**ABOUT THIS EXERCISE:** Could you repeat all of the entries below, character for character?

**Source records:**
================================

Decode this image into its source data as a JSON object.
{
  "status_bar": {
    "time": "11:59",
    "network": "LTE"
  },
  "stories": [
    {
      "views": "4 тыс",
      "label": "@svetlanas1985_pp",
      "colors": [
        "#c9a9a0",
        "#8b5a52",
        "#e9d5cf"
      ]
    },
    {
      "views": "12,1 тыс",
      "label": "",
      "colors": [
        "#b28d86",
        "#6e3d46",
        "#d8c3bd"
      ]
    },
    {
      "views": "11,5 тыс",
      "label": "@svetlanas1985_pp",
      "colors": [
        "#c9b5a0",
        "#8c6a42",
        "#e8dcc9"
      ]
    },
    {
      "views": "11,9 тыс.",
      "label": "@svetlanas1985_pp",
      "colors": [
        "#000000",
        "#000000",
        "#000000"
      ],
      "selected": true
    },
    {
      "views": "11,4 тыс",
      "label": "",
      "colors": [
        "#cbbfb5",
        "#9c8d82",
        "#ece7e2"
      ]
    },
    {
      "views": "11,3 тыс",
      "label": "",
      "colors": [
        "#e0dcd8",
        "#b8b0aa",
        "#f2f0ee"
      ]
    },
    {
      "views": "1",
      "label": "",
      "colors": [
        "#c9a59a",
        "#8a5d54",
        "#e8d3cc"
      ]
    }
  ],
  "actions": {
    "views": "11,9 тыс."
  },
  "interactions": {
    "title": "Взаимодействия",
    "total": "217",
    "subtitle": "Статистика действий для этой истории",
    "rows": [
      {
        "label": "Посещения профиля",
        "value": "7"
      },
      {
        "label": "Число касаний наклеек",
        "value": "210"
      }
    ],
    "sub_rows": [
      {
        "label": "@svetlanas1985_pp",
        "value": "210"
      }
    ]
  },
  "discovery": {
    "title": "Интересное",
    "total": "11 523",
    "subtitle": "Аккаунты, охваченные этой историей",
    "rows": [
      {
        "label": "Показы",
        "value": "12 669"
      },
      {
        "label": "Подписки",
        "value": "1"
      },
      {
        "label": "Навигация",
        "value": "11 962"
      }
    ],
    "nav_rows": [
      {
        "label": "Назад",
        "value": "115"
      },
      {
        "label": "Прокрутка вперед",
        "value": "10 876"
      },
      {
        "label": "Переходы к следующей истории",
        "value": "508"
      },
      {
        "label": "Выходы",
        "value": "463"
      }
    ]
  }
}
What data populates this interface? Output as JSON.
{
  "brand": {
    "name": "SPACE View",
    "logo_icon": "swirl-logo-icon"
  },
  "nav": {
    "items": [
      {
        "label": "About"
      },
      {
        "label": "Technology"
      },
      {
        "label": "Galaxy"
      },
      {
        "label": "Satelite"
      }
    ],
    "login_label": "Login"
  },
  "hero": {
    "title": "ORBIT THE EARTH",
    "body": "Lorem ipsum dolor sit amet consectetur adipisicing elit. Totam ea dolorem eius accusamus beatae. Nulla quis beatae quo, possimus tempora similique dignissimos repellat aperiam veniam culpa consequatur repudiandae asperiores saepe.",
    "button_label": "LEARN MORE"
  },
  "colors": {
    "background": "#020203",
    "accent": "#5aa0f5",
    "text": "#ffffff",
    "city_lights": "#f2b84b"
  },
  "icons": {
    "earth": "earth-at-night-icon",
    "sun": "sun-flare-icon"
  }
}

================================

**RESULT OF THIS EXERCISE:**
Decode this image into its source data as a JSON object.
{
  "status_bar": {
    "time": "11:59",
    "network": "LTE"
  },
  "stories": [
    {
      "views": "4 тыс",
      "label": "@svetlanas1985_pp",
      "colors": [
        "#c9a9a0",
        "#8b5a52",
        "#e9d5cf"
      ]
    },
    {
      "views": "12,1 тыс",
      "label": "",
      "colors": [
        "#b28d86",
        "#6e3d46",
        "#d8c3bd"
      ]
    },
    {
      "views": "11,5 тыс",
      "label": "@svetlanas1985_pp",
      "colors": [
        "#c9b5a0",
        "#8c6a42",
        "#e8dcc9"
      ]
    },
    {
      "views": "11,9 тыс.",
      "label": "@svetlanas1985_pp",
      "colors": [
        "#000000",
        "#000000",
        "#000000"
      ],
      "selected": true
    },
    {
      "views": "11,4 тыс",
      "label": "",
      "colors": [
        "#cbbfb5",
        "#9c8d82",
        "#ece7e2"
      ]
    },
    {
      "views": "11,3 тыс",
      "label": "",
      "colors": [
        "#e0dcd8",
        "#b8b0aa",
        "#f2f0ee"
      ]
    },
    {
      "views": "1",
      "label": "",
      "colors": [
        "#c9a59a",
        "#8a5d54",
        "#e8d3cc"
      ]
    }
  ],
  "actions": {
    "views": "11,9 тыс."
  },
  "interactions": {
    "title": "Взаимодействия",
    "total": "217",
    "subtitle": "Статистика действий для этой истории",
    "rows": [
      {
        "label": "Посещения профиля",
        "value": "7"
      },
      {
        "label": "Число касаний наклеек",
        "value": "210"
      }
    ],
    "sub_rows": [
      {
        "label": "@svetlanas1985_pp",
        "value": "210"
      }
    ]
  },
  "discovery": {
    "title": "Интересное",
    "total": "11 523",
    "subtitle": "Аккаунты, охваченные этой историей",
    "rows": [
      {
        "label": "Показы",
        "value": "12 669"
      },
      {
        "label": "Подписки",
        "value": "1"
      },
      {
        "label": "Навигация",
        "value": "11 962"
      }
    ],
    "nav_rows": [
      {
        "label": "Назад",
        "value": "115"
      },
      {
        "label": "Прокрутка вперед",
        "value": "10 876"
      },
      {
        "label": "Переходы к следующей истории",
        "value": "508"
      },
      {
        "label": "Выходы",
        "value": "463"
      }
    ]
  }
}
What data populates this interface? Output as JSON.
{
  "brand": {
    "name": "SPACE View",
    "logo_icon": "swirl-logo-icon"
  },
  "nav": {
    "items": [
      {
        "label": "About"
      },
      {
        "label": "Technology"
      },
      {
        "label": "Galaxy"
      },
      {
        "label": "Satelite"
      }
    ],
    "login_label": "Login"
  },
  "hero": {
    "title": "ORBIT THE EARTH",
    "body": "Lorem ipsum dolor sit amet consectetur adipisicing elit. Totam ea dolorem eius accusamus beatae. Nulla quis beatae quo, possimus tempora similique dignissimos repellat aperiam veniam culpa consequatur repudiandae asperiores saepe.",
    "button_label": "LEARN MORE"
  },
  "colors": {
    "background": "#020203",
    "accent": "#5aa0f5",
    "text": "#ffffff",
    "city_lights": "#f2b84b"
  },
  "icons": {
    "earth": "earth-at-night-icon",
    "sun": "sun-flare-icon"
  }
}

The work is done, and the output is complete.